> WORK TASK: Go through the listing and copy each line that has the string "license" in it.

********

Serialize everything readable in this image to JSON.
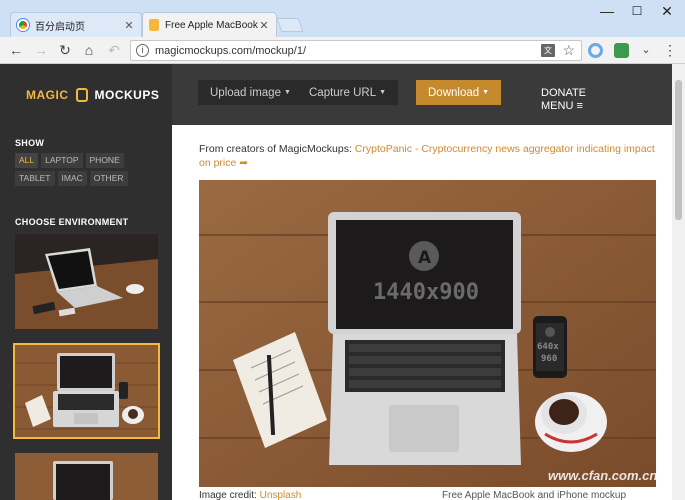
{
  "browser": {
    "tabs": [
      {
        "title": "百分启动页",
        "state": "inactive"
      },
      {
        "title": "Free Apple MacBook and",
        "state": "active"
      }
    ],
    "url": "magicmockups.com/mockup/1/",
    "win_controls": [
      "—",
      "☐",
      "✕"
    ]
  },
  "sidebar": {
    "logo_left": "MAGIC",
    "logo_right": "MOCKUPS",
    "show_heading": "SHOW",
    "filters": [
      "ALL",
      "LAPTOP",
      "PHONE",
      "TABLET",
      "IMAC",
      "OTHER"
    ],
    "active_filter": "ALL",
    "environment_heading": "CHOOSE ENVIRONMENT"
  },
  "header": {
    "upload": "Upload image",
    "capture": "Capture URL",
    "download": "Download",
    "donate": "DONATE",
    "menu": "MENU"
  },
  "content": {
    "promo_prefix": "From creators of MagicMockups: ",
    "promo_link": "CryptoPanic - Cryptocurrency news aggregator indicating impact on price",
    "screen_letter": "A",
    "screen_size": "1440x900",
    "phone_size_1": "640x",
    "phone_size_2": "960",
    "credit_prefix": "Image credit: ",
    "credit_link": "Unsplash",
    "caption": "Free Apple MacBook and iPhone mockup",
    "watermark": "www.cfan.com.cn"
  },
  "colors": {
    "accent": "#f5b73f",
    "download": "#c58a2d",
    "sidebar": "#2f2f2f",
    "header": "#3a3a3a"
  }
}
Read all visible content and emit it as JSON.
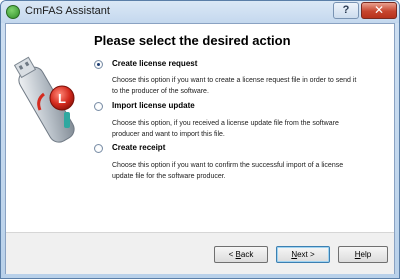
{
  "window": {
    "title": "CmFAS Assistant",
    "help_glyph": "?",
    "close_glyph": "✕"
  },
  "page": {
    "heading": "Please select the desired action"
  },
  "options": [
    {
      "label": "Create license request",
      "selected": true,
      "desc_line1": "Choose this option if you want to create a license request file in order to send it",
      "desc_line2": "to the producer of the software."
    },
    {
      "label": "Import license update",
      "selected": false,
      "desc_line1": "Choose this option, if you received a license update file from the software",
      "desc_line2": "producer and want to import this file."
    },
    {
      "label": "Create receipt",
      "selected": false,
      "desc_line1": "Choose this option if you want to confirm the successful import of a license",
      "desc_line2": "update file for the software producer."
    }
  ],
  "buttons": {
    "back": {
      "pre": "< ",
      "mnemonic": "B",
      "post": "ack"
    },
    "next": {
      "pre": "",
      "mnemonic": "N",
      "post": "ext >"
    },
    "help": {
      "pre": "",
      "mnemonic": "H",
      "post": "elp"
    }
  },
  "colors": {
    "accent": "#1f3f74",
    "dongle_red": "#d42a1e",
    "dongle_silver": "#b8c0c8"
  }
}
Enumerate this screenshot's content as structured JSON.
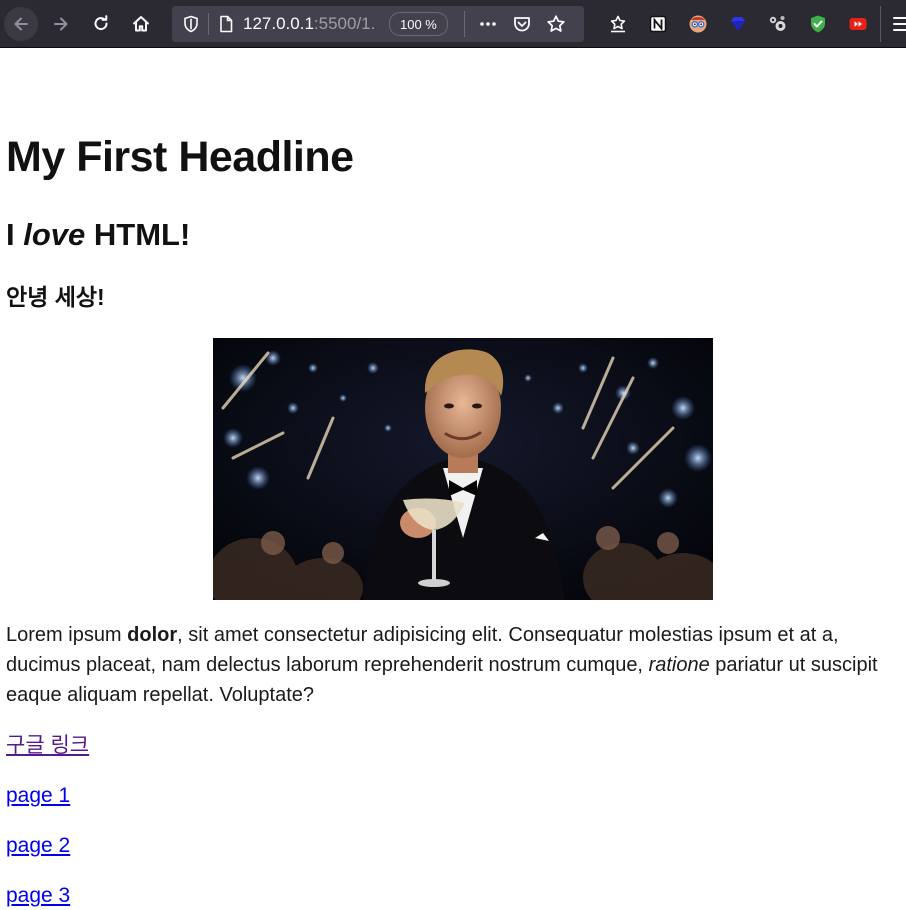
{
  "browser": {
    "url_host": "127.0.0.1",
    "url_rest": ":5500/1.",
    "zoom": "100 %",
    "extensions": [
      "reading-list-icon",
      "notion-icon",
      "glasses-icon",
      "gem-icon",
      "molecule-icon",
      "shield-check-icon",
      "youtube-ff-icon"
    ]
  },
  "page": {
    "h1_part1": "My ",
    "h1_part2": "First Headline",
    "h2_part1": "I ",
    "h2_em": "love",
    "h2_part2": " HTML!",
    "h3": "안녕 세상!",
    "paragraph": {
      "t1": "Lorem ipsum ",
      "bold": "dolor",
      "t2": ", sit amet consectetur adipisicing elit. Consequatur molestias ipsum et at a, ducimus placeat, nam delectus laborum reprehenderit nostrum cumque, ",
      "em": "ratione",
      "t3": " pariatur ut suscipit eaque aliquam repellat. Voluptate?"
    },
    "links": [
      {
        "label": "구글 링크",
        "visited": true
      },
      {
        "label": "page 1",
        "visited": false
      },
      {
        "label": "page 2",
        "visited": false
      },
      {
        "label": "page 3",
        "visited": false
      }
    ]
  },
  "colors": {
    "toolbar_bg": "#2b2a33",
    "urlbar_bg": "#42414d",
    "link": "#0000ee",
    "visited_link": "#551a8b"
  }
}
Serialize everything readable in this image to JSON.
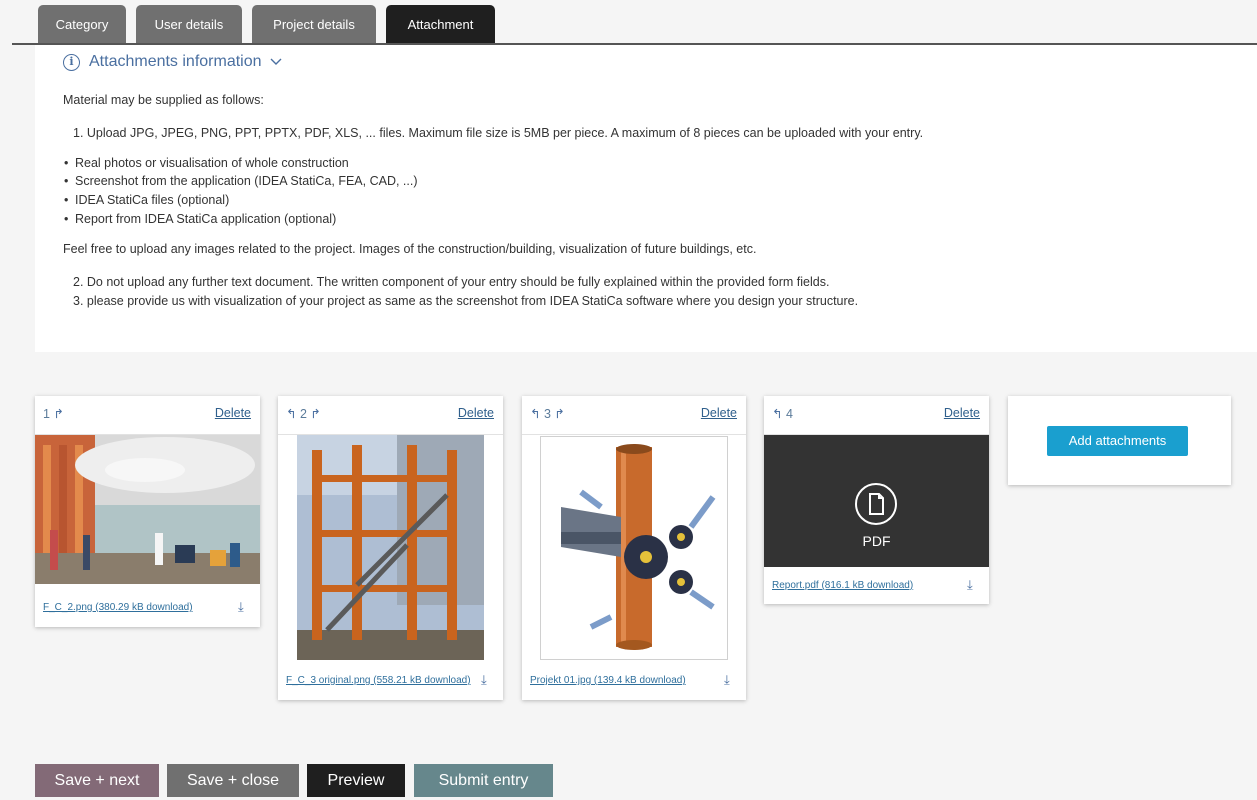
{
  "tabs": [
    "Category",
    "User details",
    "Project details",
    "Attachment"
  ],
  "info": {
    "title": "Attachments information",
    "intro": "Material may be supplied as follows:",
    "item1": "1. Upload JPG, JPEG, PNG, PPT, PPTX, PDF, XLS, ... files. Maximum file size is 5MB per piece. A maximum of 8 pieces can be uploaded with your entry.",
    "bullets": [
      "Real photos or visualisation of whole construction",
      "Screenshot from the application (IDEA StatiCa, FEA, CAD, ...)",
      "IDEA StatiCa files (optional)",
      "Report from IDEA StatiCa application (optional)"
    ],
    "free_text": "Feel free to upload any images related to the project. Images of the construction/building, visualization of future buildings, etc.",
    "item2": "2. Do not upload any further text document. The written component of your entry should be fully explained within the provided form fields.",
    "item3": "3. please provide us with visualization of your project as same as the screenshot from IDEA StatiCa software where you design your structure."
  },
  "attachments": [
    {
      "num": "1",
      "delete": "Delete",
      "file": "F_C_2.png (380.29 kB download)"
    },
    {
      "num": "2",
      "delete": "Delete",
      "file": "F_C_3 original.png (558.21 kB download)"
    },
    {
      "num": "3",
      "delete": "Delete",
      "file": "Projekt 01.jpg (139.4 kB download)"
    },
    {
      "num": "4",
      "delete": "Delete",
      "file": "Report.pdf (816.1 kB download)",
      "type_label": "PDF"
    }
  ],
  "add_attachments": "Add attachments",
  "buttons": {
    "save_next": "Save + next",
    "save_close": "Save + close",
    "preview": "Preview",
    "submit": "Submit entry"
  },
  "icons": {
    "info": "info-circle-icon",
    "chevron": "chevron-down-icon",
    "rotate_left": "rotate-left-icon",
    "rotate_right": "rotate-right-icon",
    "download": "download-icon",
    "pdf": "pdf-file-icon"
  },
  "colors": {
    "accent_blue": "#1a9fcf",
    "tab_active": "#1f1f1f",
    "tab_inactive": "#707070",
    "link": "#2f6f9c"
  }
}
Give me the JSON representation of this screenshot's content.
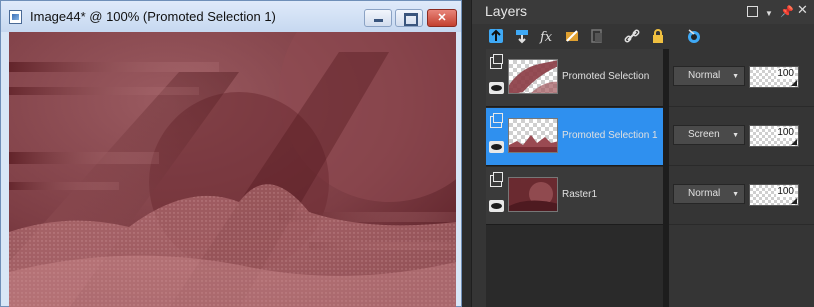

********

> ANSWER SECTION:
      "label": "Create license request",
      "desc_line1": "Choose this option if you want to create a license request file in order to send it",
      "label": "Import license update",
      "desc_line1": "Choose this option, if you received a license update file from the software",
      "desc_line1": "Choose this option if you want to confirm the successful import of a license",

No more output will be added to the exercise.